    reference, they must be initialized as soon as they are created. In particular, local and global variables must be initialized where they are defined, and references which are data members of class instances must be initialized in the initializer list of the class's constructor.

From Here.

share|improve this answer
+1, better than "yes it's the same". – Clement Herreman Sep 11 '09 at 8:55
But how do they differ from "normal" variable handles? For example how is the r in my example different from the i? Neither of these are pointers. Pointers are not involved. – separate23 Sep 11 '09 at 9:02
This actually answers a different question – MSalters Sep 11 '09 at 9:03
answering the wrong question - questions is about references and stack allocated variables - not references and pointers – morechilli Sep 11 '09 at 9:18
+1 for the answer, -1 for mentioning pointers, making the (wrong) impression that pointers and references are somehow related. – avakar Sep 11 '09 at 10:28

The syntax int &r=i; creates another name i.e. r for variable i.hence we say that r is reference to i.if you access value of r,then r=0.Remember Reference is moreover a direct connection as its just another name for same memory location.

share|improve this answer

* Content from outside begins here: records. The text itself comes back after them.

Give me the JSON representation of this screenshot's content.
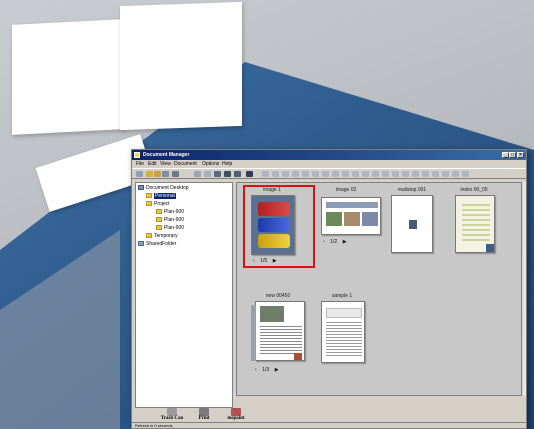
{
  "colors": {
    "title_bar_start": "#0a246a",
    "title_bar_end": "#3a6ea5",
    "wedge_blue": "#2e5a8d",
    "highlight_red": "#e01010",
    "folder_yellow": "#e7c64a"
  },
  "window": {
    "title": "Document Manager",
    "title_icon": "app-icon",
    "buttons": [
      "minimize",
      "maximize",
      "close"
    ]
  },
  "menu": {
    "items": [
      "File",
      "Edit",
      "View",
      "Document",
      "Options",
      "Help"
    ]
  },
  "tree": {
    "items": [
      {
        "label": "Document Desktop",
        "icon": "desktop-icon"
      },
      {
        "label": "Personal",
        "icon": "folder-icon"
      },
      {
        "label": "Project",
        "icon": "folder-icon"
      },
      {
        "label": "Plan-900",
        "icon": "folder-icon"
      },
      {
        "label": "Plan-900",
        "icon": "folder-icon"
      },
      {
        "label": "Plan-900",
        "icon": "folder-icon"
      },
      {
        "label": "Temporary",
        "icon": "folder-icon"
      },
      {
        "label": "SharedFolder",
        "icon": "shared-folder-icon"
      }
    ]
  },
  "thumbnails": [
    {
      "label": "image 1",
      "pager": "1/5"
    },
    {
      "label": "image 02",
      "pager": "1/2"
    },
    {
      "label": "mailstop 001",
      "pager": ""
    },
    {
      "label": "index 00_05",
      "pager": ""
    },
    {
      "label": "new 00450",
      "pager": "1/3"
    },
    {
      "label": "sample 1",
      "pager": ""
    }
  ],
  "tray": {
    "items": [
      {
        "label": "Trash Can",
        "icon": "trash-can-icon"
      },
      {
        "label": "Print",
        "icon": "printer-icon"
      },
      {
        "label": "mspaint",
        "icon": "paint-icon"
      }
    ]
  },
  "status": {
    "text": "Refresh in 0 seconds"
  }
}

References are slightly different, but for most intents and purposes it is used identically once it has been declared.

There is slightly different behavior from a reference, let me try to explain.

In your example 'i' represents a piece of memory. 'i' owns that piece of memory -- the compiler reserves it when 'i' is declared, and it is no longer valid (and in the case of a class it is destroyed) when 'i' goes out of scope.

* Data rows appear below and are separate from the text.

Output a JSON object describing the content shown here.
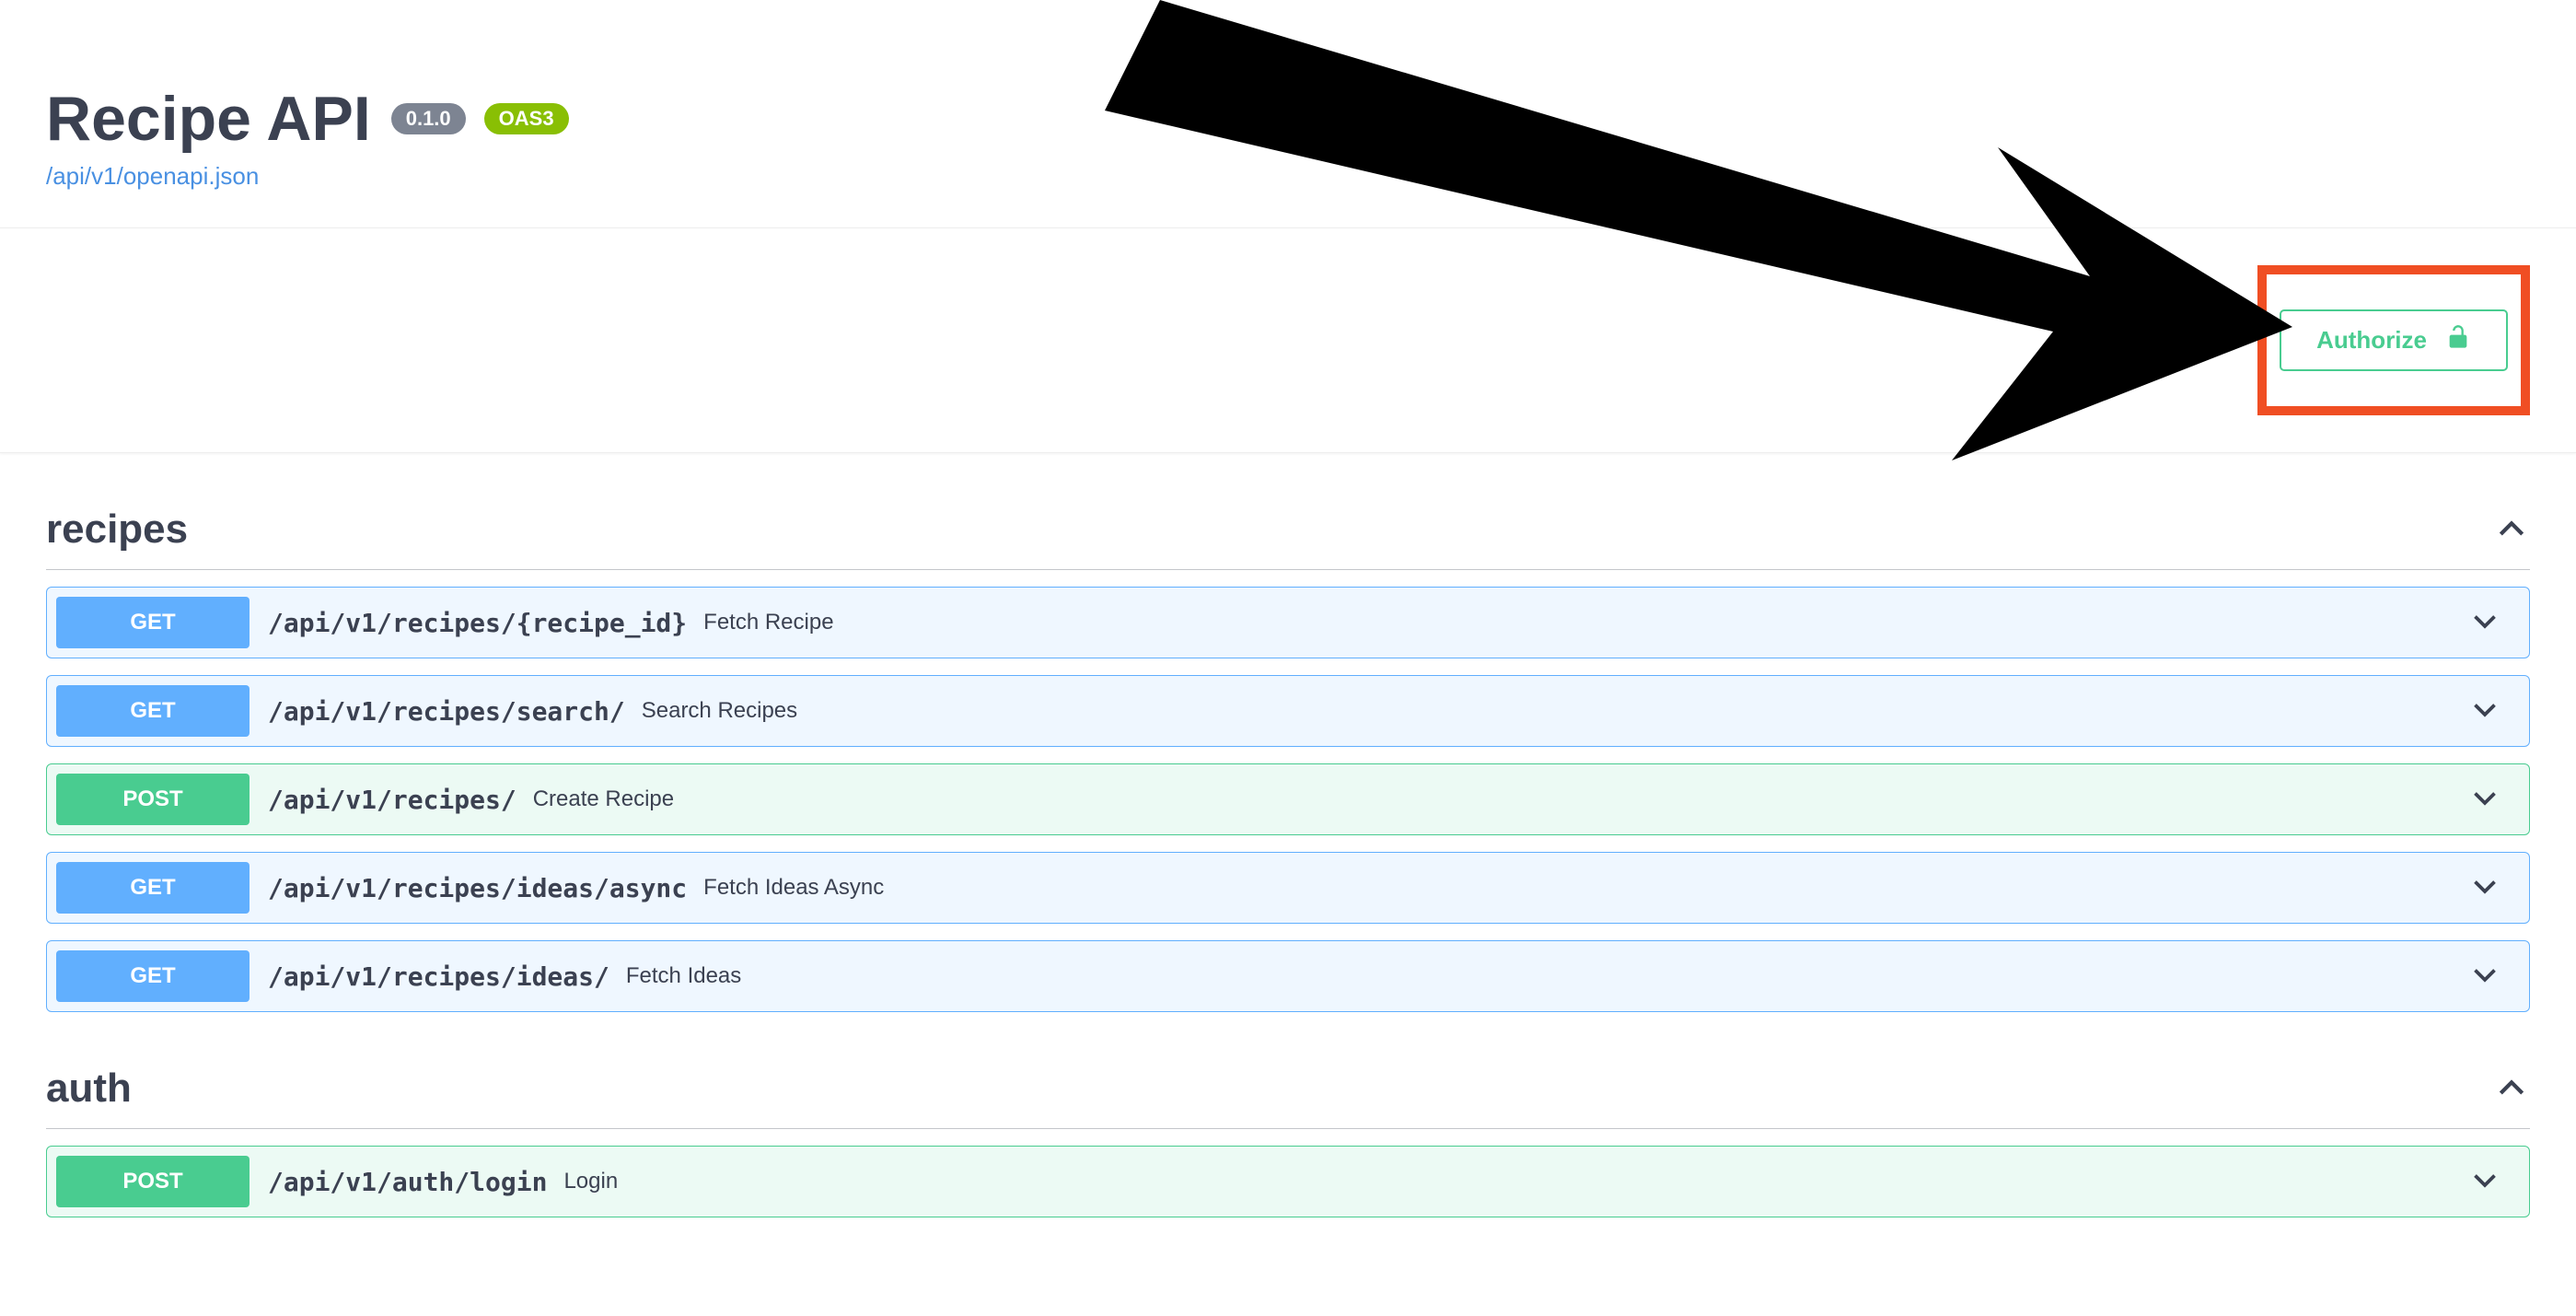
{
  "header": {
    "title": "Recipe API",
    "version": "0.1.0",
    "oas_label": "OAS3",
    "spec_link": "/api/v1/openapi.json"
  },
  "authorize": {
    "label": "Authorize"
  },
  "tags": [
    {
      "name": "recipes",
      "operations": [
        {
          "method": "GET",
          "path": "/api/v1/recipes/{recipe_id}",
          "summary": "Fetch Recipe"
        },
        {
          "method": "GET",
          "path": "/api/v1/recipes/search/",
          "summary": "Search Recipes"
        },
        {
          "method": "POST",
          "path": "/api/v1/recipes/",
          "summary": "Create Recipe"
        },
        {
          "method": "GET",
          "path": "/api/v1/recipes/ideas/async",
          "summary": "Fetch Ideas Async"
        },
        {
          "method": "GET",
          "path": "/api/v1/recipes/ideas/",
          "summary": "Fetch Ideas"
        }
      ]
    },
    {
      "name": "auth",
      "operations": [
        {
          "method": "POST",
          "path": "/api/v1/auth/login",
          "summary": "Login"
        }
      ]
    }
  ]
}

However 'r' does not own it's own piece of memory, it represents the same piece of memory as 'i'. No memory is reserved for it when it is declared, and when it goes out of scope it does not cause the memory to be invalid, nor will it call the destructor if 'r' was a class. If 'i' somehow goes out of scope and is destroyed while 'r' is not, 'r' will no longer represent a valid piece of memory.

For example:

class foo
  int& r;
  foo(int& i) : r(i) {};

void bar()
  foo* pFoo;

    int i=0;
    pFoo = new foo(i);

  pFoo->r=1; // r no longer refers to valid memory

This may seem contrived, but with an object factory pattern you could easily end up with something similar if you were careless.

I prefer to think of references as being most similar to pointers during creation and destruction, and most similar to a normal variable type during usage.

There are other minor gotchas with references, but IMO this is the big one.

share|improve this answer

You are writing definitions here, with initializations. That means that you're refering to code like this:

void foo() {
    int i = 0;
    int& r = i;

but not

class bar {
    int m_i;
    int& m_r;
    bar() : i(0), r(i) { }

The distinction matters. For instance, you can talk of the effects that m_i and m_r have on sizeof(bar) but there's no equivalent sizeof(foo).

Now, when it comes to using i and r, you can distinguish a few different situations:

  • Reading, i.e. int anotherInt = r;
  • Writing, i.e. r = 5
  • Passing to a function taking an int, i.e. void baz(int); baz(r);
  • Passing to a function taking an int&, i.e. void baz(int&); baz(r);
  • Template argument deduction, i.e. template<typename T> void baz(T); baz(r);
  • As the argument of sizeof, i.e. sizeof(r)

In these cases, they're identical. But there is one very important distinction:

std::string s = std::string("hello");
std::string const& cr = std::string("world");

The reference extends the lifetime of the temporary it's bound to, but the first line makes its a copy.

share|improve this answer
Could you please post some standard or other literature references about references extending lifetime? – Basilevs Sep 11 '09 at 11:41
I think we had the discussion before :) The second one using the const reference is free to make a copy too. But the really important thing is that the second will keep the original type when it copies, that is, it does not slice off a derived part. Used in such useful libraries like ScopeGuard. – Johannes Schaub - litb Sep 11 '09 at 21:16

Your Answer


By posting your answer, you agree to the privacy policy and terms of service.